JEFFERSON CITY, Mo. — A black Democrat who ran against Rep. Mary Nichols, D-Maryland Heights, in 2012 has decided to run again as a Republican, saying that the Democratic Party “lost their way.”
Paul Berry challenged Nichols in the 2012 Democratic primary. He announced intentions to run again last fall and, on the final day of filing for candidates, filed as a Republican, saying that the state Democratic party stacked the deck against his campaign, and he saw no point in paying the $50 candidate fee to a party that would not support him.
“Why would I want to contribute to a party and pay money to a party that is going to be used in attacks against me?” Berry said. “They won’t give primary challengers access to the voter database, and they have an incumbent protection fund to keep those in office there.”
Berry said the party’s financial support of incumbents and the refusal to give all candidates access to voter information are the reasons it has failed to recruit top candidates. He said the primary process should be free of financial interference from the state party.
“In a year with historically low filing for state rep offices, is it really the best policy to tell a fellow dues-paying Democrat that he shouldn’t run?” Berry said. “I didn’t leave the Democratic party. They left me.”
Roy Temple, Chair of the Missouri Democratic Party, said that the Democratic party tended to support incumbents in general, but there was no dedicated “incumbent protection fund.”
“I’d love to know where this bank account or fund is where we have all this money for incumbents, I’d love to know where it is,” Temple said.
Berry also said the legislative black caucus dropped support for a bill he’d been lobbying and cited his challenge of Nichols as the reason why.
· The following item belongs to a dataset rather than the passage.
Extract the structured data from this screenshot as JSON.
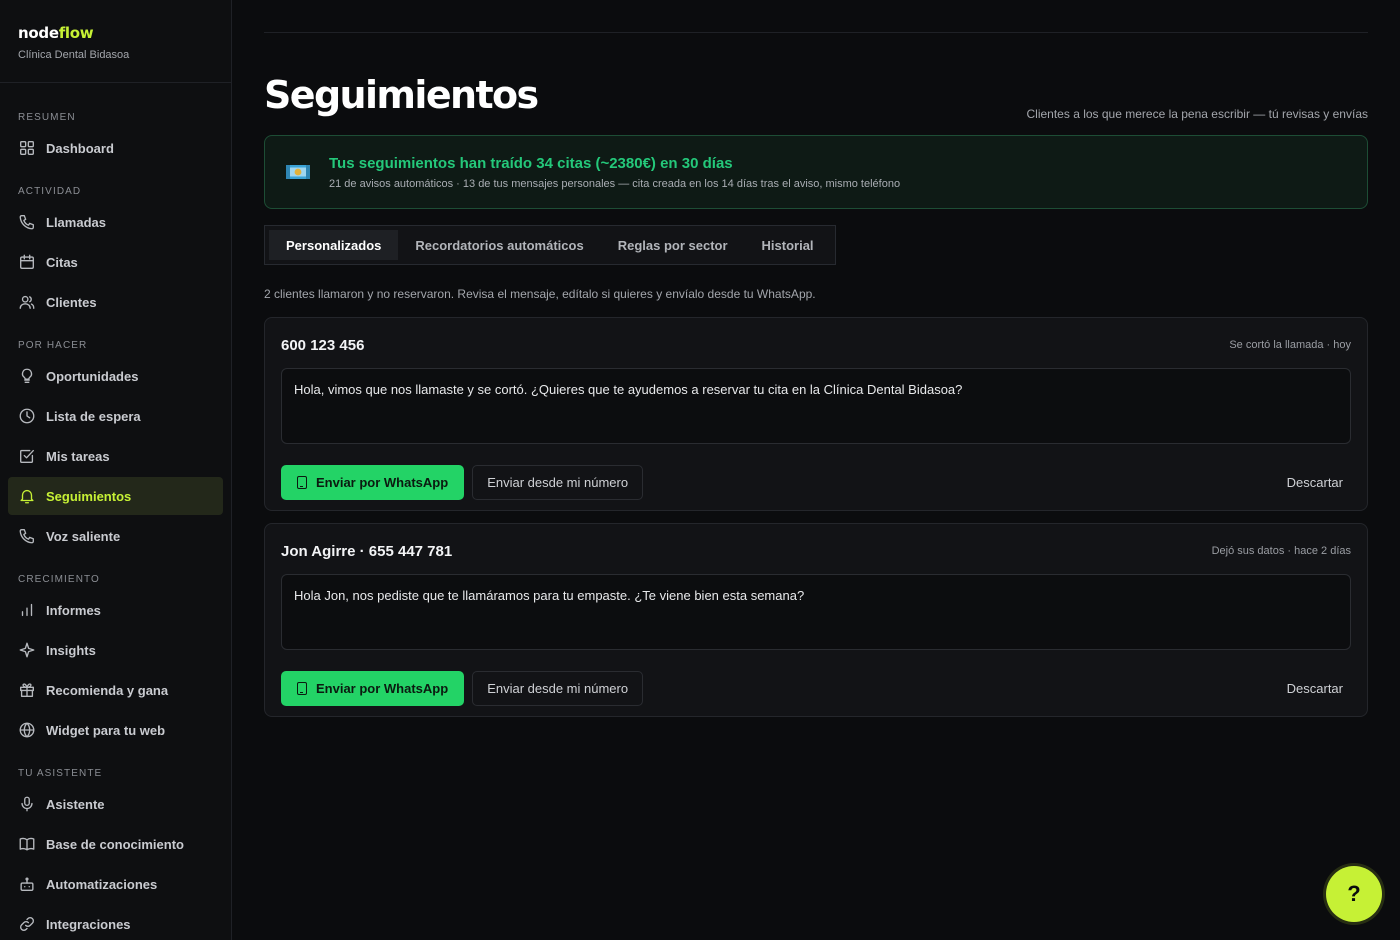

Sen. Jamilah Nasheed, D-St. Louis, said she committed to give Berry an opportunity to present his bill to the caucus before she stepped down from her chairmanship earlier this spring. After she stepped down, the meeting never took place.
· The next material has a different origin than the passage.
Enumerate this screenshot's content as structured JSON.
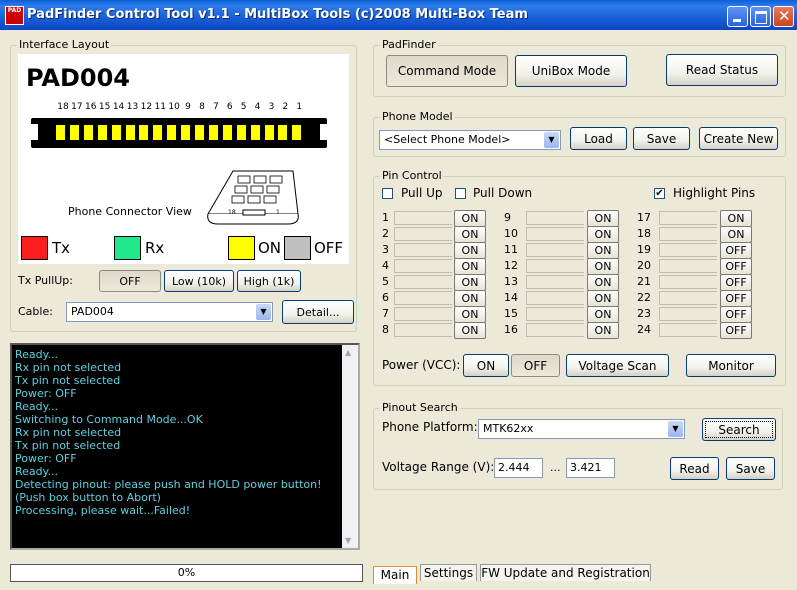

“I hope it’s not true that the black caucus told him to drop his challenge, because that would be appalling to me,” Nasheed said. “We need to be supporting more black lawmakers regardless of party and bringing more minorities into this body. We shouldn’t put being Democrat before being black.”
Berry claims that after the black caucus pledged to support his bill that he was told by Rep. Michael Butler, D-St. Louis, that the support would only come if he dropped his primary challenge. Butler says Berry has mischaracterized his statements.
“I was speaking to him as a member of the House Democrat Victory Committee and as Rep. Michael Butler,” Butler said. “I didn’t speak on behalf of the caucus, I didn’t intend for him to think I was speaking for the caucus and I even told him it would be up to the chairman to decide these things. I just told him that while I personally liked the bill, I didn’t think I could support it if he was challenging one of my colleagues.”
Butler says he personally supports Berry’s bill, but he advised Berry that it would be difficult to pass a bill while actively challenging a sitting Democrat. Butler asserted that he intended it to be friendly advice, not an ultimatum.
“I told him, ‘which do you want, to pass a bill or get elected?’” Butler said. “I advised him that I thought it would be hard to get bill support if he’s running a challenge against an incumbent. But I never told him the caucus wouldn’t support it, or that he shouldn’t run against her.”
Berry says Butler is lying.
“He told me he was speaking for the caucus, I think he’s just switching hats now because he isn’t supporting my bill,” Berry said.
Butler countered that Berry simply misunderstood his intention.
“I think it’s a good idea, I personally support it, but as a Democrat I do support my fellow members, and I think it’s hard to get the party to support a bill while also running against someone, but I never spoke on behalf of the caucus, I never said what the black caucus would or wouldn’t do.”
Berry, after feeling snubbed by both the black caucus as well as the state party, says he was embraced by Republican party members and has begun pitching his bill, the Missouri Safe Streets Act, to Republican lawmakers. Berry says he now feels that Republicans are more equipped to address the issue.
“I don’t know what my race with Mary has to do with a bill that would help lots of black citizens,” Berry said. “I feel like that should be a separate issue, and I feel like if the Republican party is going to listen to this issue and potentially help me fix this problem, then that’s where my support is.”
Berry has an uphill battle running in a district that is 57 percent Democratic, but says he feels that he can draw much of the Democratic vote. Butler, who added that Berry was “a very smart man,” said he felt some of Berry’s actions were personally motivated.
“He has it out for Mary,” Butler said. “He has it out to beat her, he’s suing her from the last election, he doesn’t like her, and I think that’s driving a lot of his actions.”